_Record set_

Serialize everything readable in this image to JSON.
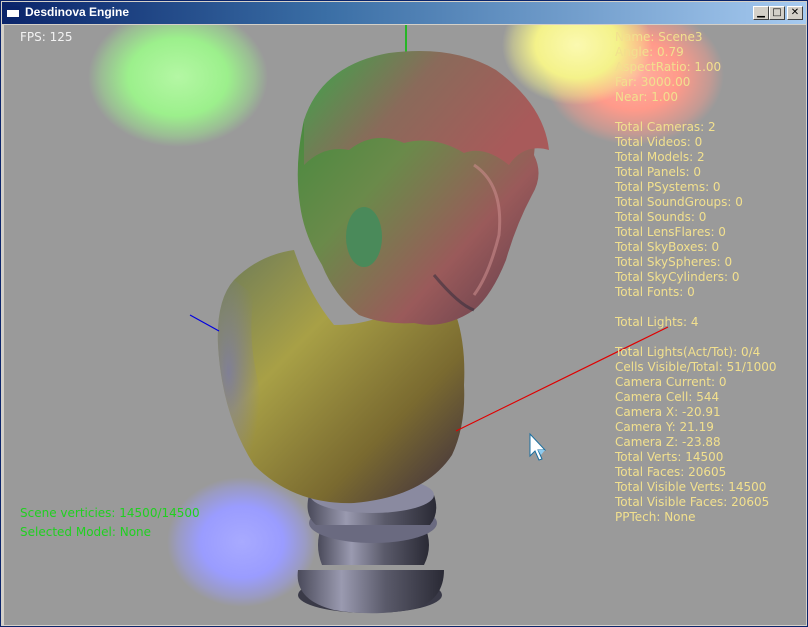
{
  "window": {
    "title": "Desdinova Engine",
    "minimize_glyph": "0",
    "maximize_glyph": "1",
    "close_glyph": "r"
  },
  "hud": {
    "fps": "FPS: 125",
    "info_lines": [
      "Name: Scene3",
      "Angle: 0.79",
      "AspectRatio: 1.00",
      "Far: 3000.00",
      "Near: 1.00",
      "",
      "Total Cameras: 2",
      "Total Videos: 0",
      "Total Models: 2",
      "Total Panels: 0",
      "Total PSystems: 0",
      "Total SoundGroups: 0",
      "Total Sounds: 0",
      "Total LensFlares: 0",
      "Total SkyBoxes: 0",
      "Total SkySpheres: 0",
      "Total SkyCylinders: 0",
      "Total Fonts: 0",
      "",
      "Total Lights: 4",
      "",
      "Total Lights(Act/Tot): 0/4",
      "Cells Visible/Total: 51/1000",
      "Camera Current: 0",
      "Camera Cell: 544",
      "Camera X: -20.91",
      "Camera Y: 21.19",
      "Camera Z: -23.88",
      "Total Verts: 14500",
      "Total Faces: 20605",
      "Total Visible Verts: 14500",
      "Total Visible Faces: 20605",
      "PPTech: None"
    ],
    "scene_vertices": "Scene verticies: 14500/14500",
    "selected_model": "Selected Model: None"
  },
  "colors": {
    "background": "#9a9a9a",
    "hud_text": "#f2e08e",
    "status_text": "#20d020",
    "light_green": "#9cf08c",
    "light_yellow": "#f4f28a",
    "light_red": "#ff9a8a",
    "light_blue": "#9a9cff",
    "axis_x": "#e00000",
    "axis_y": "#00c000",
    "axis_z": "#0000e0"
  }
}
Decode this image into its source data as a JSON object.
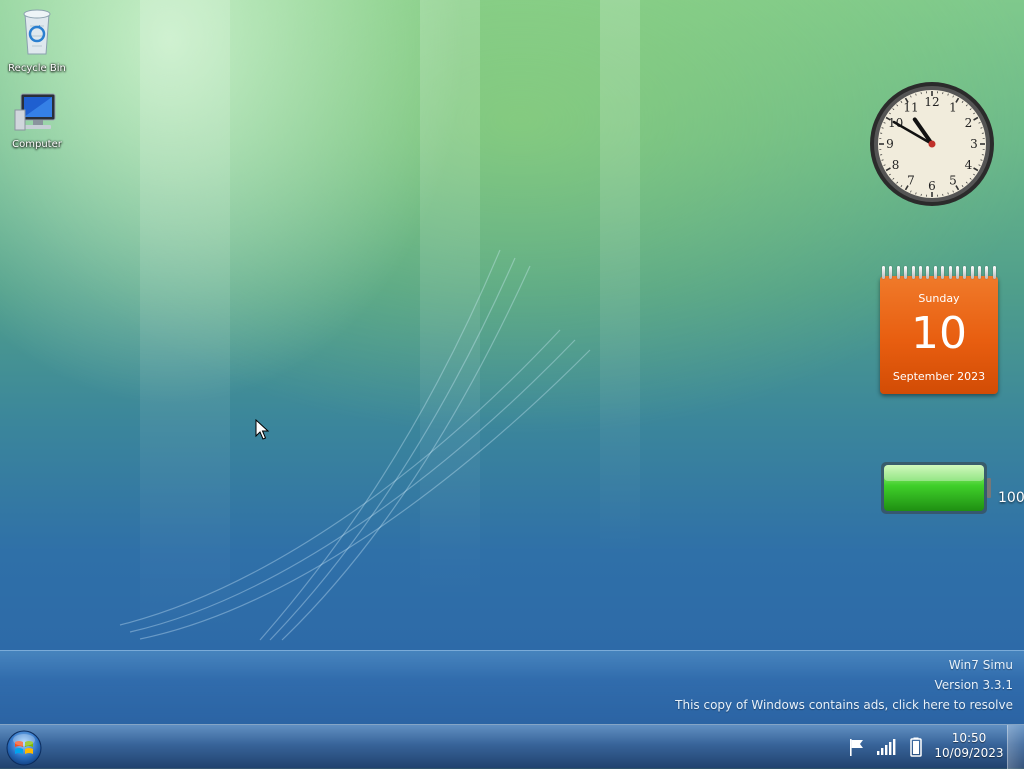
{
  "desktop": {
    "icons": [
      {
        "label": "Recycle Bin",
        "icon": "recycle-bin-icon"
      },
      {
        "label": "Computer",
        "icon": "computer-icon"
      }
    ]
  },
  "gadgets": {
    "clock": {
      "time": "10:50",
      "numerals": [
        "12",
        "1",
        "2",
        "3",
        "4",
        "5",
        "6",
        "7",
        "8",
        "9",
        "10",
        "11"
      ]
    },
    "calendar": {
      "day_name": "Sunday",
      "day": "10",
      "month_year": "September 2023",
      "color": "#e8600f"
    },
    "battery": {
      "percent_label": "100",
      "level": 1.0,
      "color": "#3fcf2a"
    }
  },
  "watermark": {
    "line1": "Win7 Simu",
    "line2": "Version 3.3.1",
    "line3": "This copy of Windows contains ads, click here to resolve"
  },
  "taskbar": {
    "start_icon": "windows-orb-icon",
    "tray_icons": [
      "action-center-flag-icon",
      "network-signal-icon",
      "battery-icon"
    ],
    "clock_time": "10:50",
    "clock_date": "10/09/2023"
  }
}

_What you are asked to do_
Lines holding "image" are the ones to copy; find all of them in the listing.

_Response to the exercise_
Serialize everything readable in this image to JSON.
Decode this image into its source data as a JSON object.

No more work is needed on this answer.